Stephanie Lawton is our guest blogger today. Stephanie's YA novel, Want was just published, and we welcome her to Lyrical Pens. Stephanie is the Vice President of Mobile Writers Guild. Below is the first of her two part series to assist parents/grandparents choose appropriate reading material for their children.
Amid all the recent arguments that Young Adult lit is too “dark,” there’s an issue going unaddressed: Readers and parents/grandparents of readers who want “clean” titles don’t know where to find them.
No matter where you stand on the issue, every reader deserves access to books with which they’re comfortable. Publishers label titles with age ranges, but often, children read above their age or grade level. (Didn’t we all read Flowers in the Attic way before we should have?!) In order to keep them interested in reading and help expand their repertoire, they need further information about book content.
Thanks to the plethora of book blogs and rating/review websites, there’s no need to Muppet flail in the bookstore.
I’m extremely partial to www.NovelNovice.com, the top education-based book blog. (Full disclosure—I’m a contributor.) Although it focuses on YA lit, there’s a good bit of Middle Grade content, as well.
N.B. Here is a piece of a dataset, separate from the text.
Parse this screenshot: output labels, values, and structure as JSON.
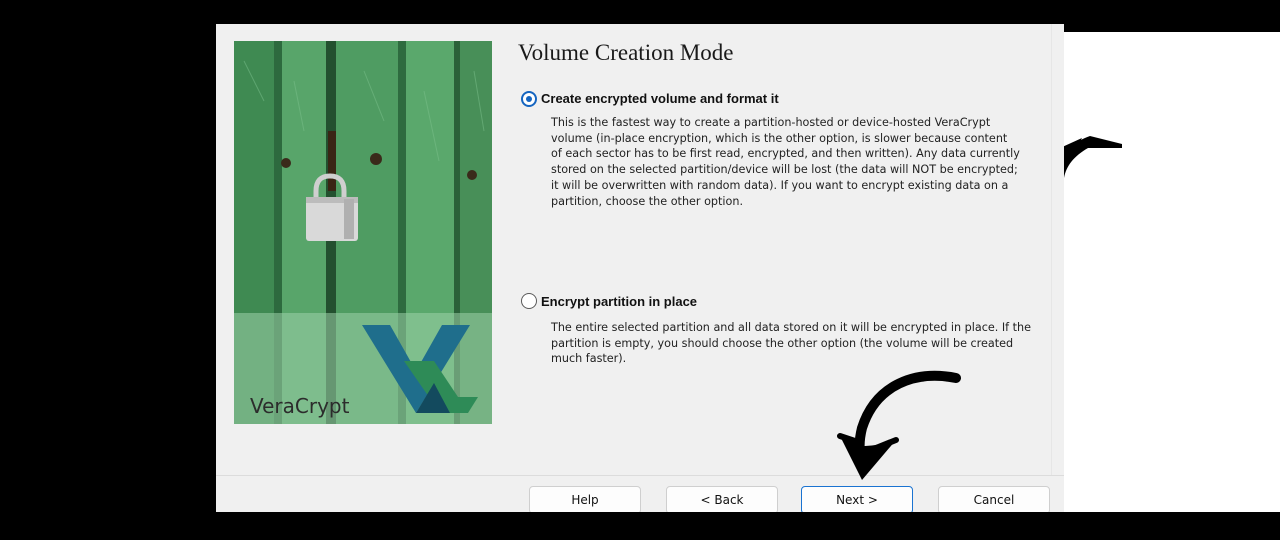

In fact, we just finished Middle Grade March, (http://novelnovice.com/books/book-of-the-month/middle-grade-march-2012/) which featured the best new titles hitting store shelves, and their digital equivalents.
The reviews usually give a synopsis, a few subjective comments and a note about what audience the book would appeal to. Further MG reviews can be found here. (http://novelnovice.com/books/middle-grade-book-reviews/)
Although there’s been a bit of controversy surrounding this next group’s reviews, Common Sense Media is known for being a thorough source of content reviews, not just for books, but movies, video games, TV shows, etc. (http://www.commonsensemedia.org/book-reviews) Books are judged on age-appropriateness, learning ratings (whether or not it’s educational), as well as its message, role models, violence, sex, language, consumerism and drugs/drinking/smoking.
While the author part of me thinks this is very subjective and should be taken with a grain of salt, the mom in me appreciates the heads up. At the very least, it tells me whether or not I need to take a look before deciding if my child is ready for the content.
Although I don’t support censorship—blanket decisions about what others can and can’t read—I fully support parents’ rights to monitor what their own children read. No one knows a child better than his or her parent/grandparent. I hope the above sources prove helpful to those in charge of shaping young minds.
(If readers want to contact me about this, I can be reached on Twitter at @Steph_Lawton, on Facebook at http://www.facebook.com/#!/StephanieLawtonWriter or at www.StephanieLawton.com.)
Thanks to Stephanie for sharing her insights and these helpful resources.